Press "Enter" to skip to content

The Problem With Skateboarders

You find yourself skating at your normal skate spot with some friends. There is a no skateboarding sign but you tend to ignore it because this is a good place to skate and you have no other place to go, all of a sudden a police officer shows up and tickets everyone. Is the officer just doing his job or does he hate skateboarders?

“They get a bad rap because of the culture and the stereotypes surrounding the culture and some members of the community not acting in an acceptable way,” said senior Griffin Ouellette. Ouellette has been skateboarding for the majority of his life. Any time he has a release block or free time you can find him at the skatepark working on new tricks and progressing his ability to skate.

“Skateboarding has changed my life, it’s really fun…it also gives me something to do…it has really gotten me active, I’d probably be obese without it, but it has kept me active and I have made friendships because of it,” said Ouellette.

Skateboarding has been around for close to 70 years now but is still frowned upon by the public even though over 6 million people or 2.7% of the US population skateboards according to an article on Skateboarding has always been associated with punk culture and when you ask someone who does not know much about the sport they most likely believe it is destructive and disturbs the peace. This negative view towards skateboarders has been around since skateboarding’s creation.

“‘Skateboarding is prohibited’ is a warning my friends and I have had to fight my entire life. Growing up in Boston, skateboarding has always been thought of as a punk sport, where the kids do drugs, and the parents don’t know their kids. This isn’t the truth. I have known skaters my whole life and drugs are not part of the skate culture I have known.. Skateboarding is really a way of expressing yourself, a way of demonstrating who you really are. It’s an outlet away from real life, and without it some kids may never truly grow up,” said senior Joshua Jacques who loves to skate and surf.

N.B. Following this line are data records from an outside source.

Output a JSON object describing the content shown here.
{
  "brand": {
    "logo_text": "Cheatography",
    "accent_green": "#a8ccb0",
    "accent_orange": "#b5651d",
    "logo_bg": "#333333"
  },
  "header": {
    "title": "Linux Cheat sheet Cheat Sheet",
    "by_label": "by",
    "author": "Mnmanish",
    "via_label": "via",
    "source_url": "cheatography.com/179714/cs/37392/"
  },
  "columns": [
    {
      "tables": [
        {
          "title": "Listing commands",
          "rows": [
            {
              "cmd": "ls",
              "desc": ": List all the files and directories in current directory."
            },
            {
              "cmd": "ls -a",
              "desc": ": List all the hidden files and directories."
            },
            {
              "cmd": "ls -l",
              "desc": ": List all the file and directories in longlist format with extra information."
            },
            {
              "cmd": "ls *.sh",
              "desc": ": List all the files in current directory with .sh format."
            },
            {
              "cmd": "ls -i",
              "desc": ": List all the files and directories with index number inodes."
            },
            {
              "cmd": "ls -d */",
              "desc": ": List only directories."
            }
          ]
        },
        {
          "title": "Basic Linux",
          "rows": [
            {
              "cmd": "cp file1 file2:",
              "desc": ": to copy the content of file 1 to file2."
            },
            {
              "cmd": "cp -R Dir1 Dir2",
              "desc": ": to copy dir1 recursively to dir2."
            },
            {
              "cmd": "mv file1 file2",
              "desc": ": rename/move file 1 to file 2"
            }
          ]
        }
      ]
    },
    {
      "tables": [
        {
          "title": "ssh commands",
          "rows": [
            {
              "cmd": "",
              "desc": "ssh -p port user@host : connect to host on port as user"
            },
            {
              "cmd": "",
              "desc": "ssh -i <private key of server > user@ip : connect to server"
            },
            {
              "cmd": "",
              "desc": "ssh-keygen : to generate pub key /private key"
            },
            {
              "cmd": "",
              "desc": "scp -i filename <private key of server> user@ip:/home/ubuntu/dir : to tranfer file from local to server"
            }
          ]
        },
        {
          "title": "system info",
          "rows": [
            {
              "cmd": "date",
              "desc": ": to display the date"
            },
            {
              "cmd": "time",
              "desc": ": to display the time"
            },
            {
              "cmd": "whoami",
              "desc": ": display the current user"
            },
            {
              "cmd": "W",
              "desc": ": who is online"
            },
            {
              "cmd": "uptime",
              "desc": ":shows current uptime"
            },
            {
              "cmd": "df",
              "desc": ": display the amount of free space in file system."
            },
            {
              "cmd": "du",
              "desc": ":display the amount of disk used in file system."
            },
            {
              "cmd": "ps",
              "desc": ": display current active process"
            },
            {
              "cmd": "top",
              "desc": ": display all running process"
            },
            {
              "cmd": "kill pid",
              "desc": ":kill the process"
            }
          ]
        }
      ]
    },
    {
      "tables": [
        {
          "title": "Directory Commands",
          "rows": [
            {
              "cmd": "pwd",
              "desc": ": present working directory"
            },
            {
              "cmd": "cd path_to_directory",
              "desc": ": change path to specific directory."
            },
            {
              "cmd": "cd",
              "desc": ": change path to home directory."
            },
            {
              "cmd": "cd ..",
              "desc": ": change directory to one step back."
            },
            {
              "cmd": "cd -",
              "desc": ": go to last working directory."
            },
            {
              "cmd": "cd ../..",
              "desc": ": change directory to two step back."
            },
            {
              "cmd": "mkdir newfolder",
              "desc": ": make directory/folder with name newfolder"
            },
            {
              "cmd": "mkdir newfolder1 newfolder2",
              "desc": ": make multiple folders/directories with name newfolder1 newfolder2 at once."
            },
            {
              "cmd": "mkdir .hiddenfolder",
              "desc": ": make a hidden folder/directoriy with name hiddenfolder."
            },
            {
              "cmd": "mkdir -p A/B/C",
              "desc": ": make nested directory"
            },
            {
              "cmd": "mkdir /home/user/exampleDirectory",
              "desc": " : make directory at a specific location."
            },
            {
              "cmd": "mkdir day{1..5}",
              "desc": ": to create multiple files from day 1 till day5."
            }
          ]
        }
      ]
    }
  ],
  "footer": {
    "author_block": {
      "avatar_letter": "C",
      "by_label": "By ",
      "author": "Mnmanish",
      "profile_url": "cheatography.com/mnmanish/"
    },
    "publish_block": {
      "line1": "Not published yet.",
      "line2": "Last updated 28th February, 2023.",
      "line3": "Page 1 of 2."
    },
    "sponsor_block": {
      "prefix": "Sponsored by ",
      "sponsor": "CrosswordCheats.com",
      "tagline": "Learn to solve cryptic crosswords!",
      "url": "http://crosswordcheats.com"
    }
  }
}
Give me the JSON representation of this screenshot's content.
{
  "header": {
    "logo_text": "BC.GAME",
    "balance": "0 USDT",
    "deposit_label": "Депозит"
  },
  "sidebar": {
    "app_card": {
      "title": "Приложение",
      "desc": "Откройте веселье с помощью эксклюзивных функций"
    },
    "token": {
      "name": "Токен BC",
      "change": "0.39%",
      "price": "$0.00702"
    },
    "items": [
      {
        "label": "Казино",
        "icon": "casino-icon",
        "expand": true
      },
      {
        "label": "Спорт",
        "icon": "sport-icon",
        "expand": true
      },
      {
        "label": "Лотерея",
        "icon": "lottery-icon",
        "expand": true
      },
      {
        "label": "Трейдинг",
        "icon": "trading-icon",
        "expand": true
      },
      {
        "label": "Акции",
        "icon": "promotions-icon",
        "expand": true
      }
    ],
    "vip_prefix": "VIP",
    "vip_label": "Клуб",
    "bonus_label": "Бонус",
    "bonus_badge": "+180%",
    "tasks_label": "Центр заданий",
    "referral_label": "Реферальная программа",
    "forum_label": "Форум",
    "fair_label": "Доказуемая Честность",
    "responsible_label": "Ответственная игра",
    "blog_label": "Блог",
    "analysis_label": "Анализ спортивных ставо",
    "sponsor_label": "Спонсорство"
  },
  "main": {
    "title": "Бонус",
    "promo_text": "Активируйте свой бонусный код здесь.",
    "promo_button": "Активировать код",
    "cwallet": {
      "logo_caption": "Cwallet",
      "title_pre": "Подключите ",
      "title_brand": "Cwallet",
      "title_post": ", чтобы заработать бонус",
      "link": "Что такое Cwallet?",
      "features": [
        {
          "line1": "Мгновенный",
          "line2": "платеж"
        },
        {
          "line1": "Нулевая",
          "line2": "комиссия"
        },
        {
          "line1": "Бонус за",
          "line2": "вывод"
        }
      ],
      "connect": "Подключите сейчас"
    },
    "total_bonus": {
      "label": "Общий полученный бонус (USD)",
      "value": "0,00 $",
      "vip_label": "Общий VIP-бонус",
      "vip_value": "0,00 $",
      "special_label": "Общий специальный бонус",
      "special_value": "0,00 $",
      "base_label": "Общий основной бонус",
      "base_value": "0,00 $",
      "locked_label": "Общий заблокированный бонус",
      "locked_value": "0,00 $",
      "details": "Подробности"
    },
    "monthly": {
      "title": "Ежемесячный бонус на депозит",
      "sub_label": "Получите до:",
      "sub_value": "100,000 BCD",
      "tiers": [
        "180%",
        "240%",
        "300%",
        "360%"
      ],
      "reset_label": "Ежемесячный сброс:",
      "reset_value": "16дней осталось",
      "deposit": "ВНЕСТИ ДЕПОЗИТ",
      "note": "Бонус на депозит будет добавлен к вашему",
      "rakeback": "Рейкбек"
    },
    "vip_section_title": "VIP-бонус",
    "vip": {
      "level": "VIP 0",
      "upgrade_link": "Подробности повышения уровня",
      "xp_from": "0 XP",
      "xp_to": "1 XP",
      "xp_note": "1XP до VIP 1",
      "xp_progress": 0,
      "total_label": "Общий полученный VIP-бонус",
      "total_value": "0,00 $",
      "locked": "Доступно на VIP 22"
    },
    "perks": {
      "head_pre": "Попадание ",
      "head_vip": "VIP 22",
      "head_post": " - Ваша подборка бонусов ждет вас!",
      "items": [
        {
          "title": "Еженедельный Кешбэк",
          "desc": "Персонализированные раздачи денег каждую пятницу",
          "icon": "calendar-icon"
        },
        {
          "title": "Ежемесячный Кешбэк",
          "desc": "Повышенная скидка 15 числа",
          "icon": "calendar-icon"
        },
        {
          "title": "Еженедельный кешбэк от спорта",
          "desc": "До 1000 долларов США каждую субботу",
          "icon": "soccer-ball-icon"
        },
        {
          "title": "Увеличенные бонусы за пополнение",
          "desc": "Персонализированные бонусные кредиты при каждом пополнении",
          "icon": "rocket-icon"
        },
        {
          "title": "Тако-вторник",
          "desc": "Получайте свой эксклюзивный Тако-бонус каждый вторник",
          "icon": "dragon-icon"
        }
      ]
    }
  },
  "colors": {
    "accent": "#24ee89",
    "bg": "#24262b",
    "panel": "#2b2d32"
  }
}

In Maine there is 30 total Skateparks out of the 432 towns according to That means that there 402 towns without a skatepark . Saco is one of those tows if the skaters want to go to a skatepark they have to drive over to Biddeford or Old Orchard Beach. If they can’t drive, what do they do? Many skaters turn to just skating on the streets or going to schools, storefronts, and parking garages. Many of these places also have visible no skateboarding signs, but that does not deter skateboarders. This is where skaters get the bad wrap because people see them skating at these places where they are not supposed to skate but it’s not their fault, they have nowhere else to go.

“I have been kicked out of T.A,” said Ouellette. Thornton Academy’s policy on skateboards is that they are not permitted on campus during school hours and after school hours. This doesn’t deter skateboarders from skating at TA. “TA has some pretty good spots to skate and it’s a great place to learn new tricks,” said Ouellette.

Skateboarding culture has become what it is today because of the negativity and dislike from the public.“Yeah that’s how it always is being a skateboarder, you feel like an outlier. Skateboarding is a subculture and a counterculture and it goes against the norm, I don’t want that to change,” said Ouellette.

According to skateboarding got its relations with punk culture in the 80’s and that’s how many people still see it. “It makes sense why some people view skateboarders negatively, some people in this community don’t respect others, I hope that skateboarders won’t be as hated and that skateboarding will be viewed more as an activity than a way for teens to cause havoc,” said senior at BHS David Bourque.

Ouellette and Bourque often skate together and have built their friendship off their love for skateboarding. “Skateboarding is a great way to spend time with your friends and just have a good time,” said Bourque.

Latest posts by Maxwell Vickery (see all)

Be First to Comment

Leave a Reply

Your email address will not be published.

Copyright (c) 2020 - Thornton Academy, Saco, ME - USA